Butte County Cluster’s EFNEP and UC CalFresh collaborate to help farm labor families achieve success
The IssueMigrant and seasonal farm labor workers are a vital component of the United States agricultural industry. Despite their important contributions, they are known to be a marginalized population who live in poverty, have limited access to health care services, are often malnourished, and have poor health indicators. UCCE CalFresh and EFNEP Specialists and Advisors from the Butte County Cluster, which includes Butte, Colusa, Sutter, Glenn, and Yuba Counties, had the resources to provide valuable information to this marginalized population.
What Has ANR Done?Butte County Cluster’s two nutrition programs, the Expanded Food and Nutrition Program (EFNEP) and the UC CalFresh Nutrition Education Program partnered to deliver a dual series-based presentation of curricula over an 8-week period. This collaborative lesson delivery approach took place in the heat of the summer at a 100-unit Migrant Farm Housing facility in Williams, CA. The participants were families (specifically mothers and their children) living at the Migrant Farm Housing. EFNEP staff facilitated adult lessons using the Eating Smart, Being Active curriculum and UC CalFresh staff facilitated the youth lessons using the Happy Healthy Me curriculum. The two programs collaborated to make it their goal during lesson delivery for both the parent and the child to be introduced to the same terminology and concepts so that they could have a common language at home. With less than ideal circumstances (hottest time of the day, limited access to facilities, and participants had already spent their day working out in the fields prior to attending these lessons in a facility without air conditioning), staff from the two programs wondered how successful their 8-week course would be, but against all odds, the program flourished and participants excelled.
Nutrition education leads to migrant farm workers making healthier food choicesAfter facilitating lessons over an 8-week period, 92% of the adult participants graduated from EFNEP. Of these graduates, 78% reported eating more fruits, 22% reported eating more vegetables, and 44% reported increases in their physical activity levels. One EFNEP educator also reported that with every week that went by, she received the greatest number of comments from the participants about their incremental changes than she has ever witnessed before in her work. These changes included; increasing fruit and vegetable consumption, decreasing the consumption of sugar sweetened beverages, and checking the nutrition facts labels on prepackaged foods.
Clientele Testimonial“Since the class started, I compare prices and I have bought healthier food like fruits and vegetables, eat less fast food, and prep foods with less salt, sugar, and oils.” – Luz Nalley Can Guiterrez - EFNEP Graduate
ContactUCCE Butte County Cluster, Expanded Food and Nutrition Program (EFNEP)

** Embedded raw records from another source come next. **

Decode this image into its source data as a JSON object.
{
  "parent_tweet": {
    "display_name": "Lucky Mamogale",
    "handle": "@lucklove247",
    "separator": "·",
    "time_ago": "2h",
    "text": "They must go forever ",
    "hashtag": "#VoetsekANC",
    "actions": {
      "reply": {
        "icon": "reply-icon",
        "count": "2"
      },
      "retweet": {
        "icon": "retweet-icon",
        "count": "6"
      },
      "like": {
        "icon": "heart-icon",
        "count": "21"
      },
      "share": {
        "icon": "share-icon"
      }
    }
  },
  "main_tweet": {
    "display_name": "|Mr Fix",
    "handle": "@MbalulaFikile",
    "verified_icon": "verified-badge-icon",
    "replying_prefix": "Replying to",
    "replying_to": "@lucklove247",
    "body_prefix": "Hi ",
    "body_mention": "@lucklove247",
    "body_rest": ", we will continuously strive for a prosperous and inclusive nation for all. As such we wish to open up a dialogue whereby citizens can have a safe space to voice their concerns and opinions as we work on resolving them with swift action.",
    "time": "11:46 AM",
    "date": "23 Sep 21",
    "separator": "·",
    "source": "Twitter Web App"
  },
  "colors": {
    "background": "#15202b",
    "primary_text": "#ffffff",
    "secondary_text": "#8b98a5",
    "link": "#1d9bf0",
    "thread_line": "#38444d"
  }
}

Chelsey L. Slattery, NFCS Advisor, firstname.lastname@example.org
Jona M. Pressman, EFNEP Program Manager, email@example.com
Sonia Rodriquez, Community Education Specialist, firstname.lastname@example.org
Alba Miranda, Community Education Specialist, email@example.com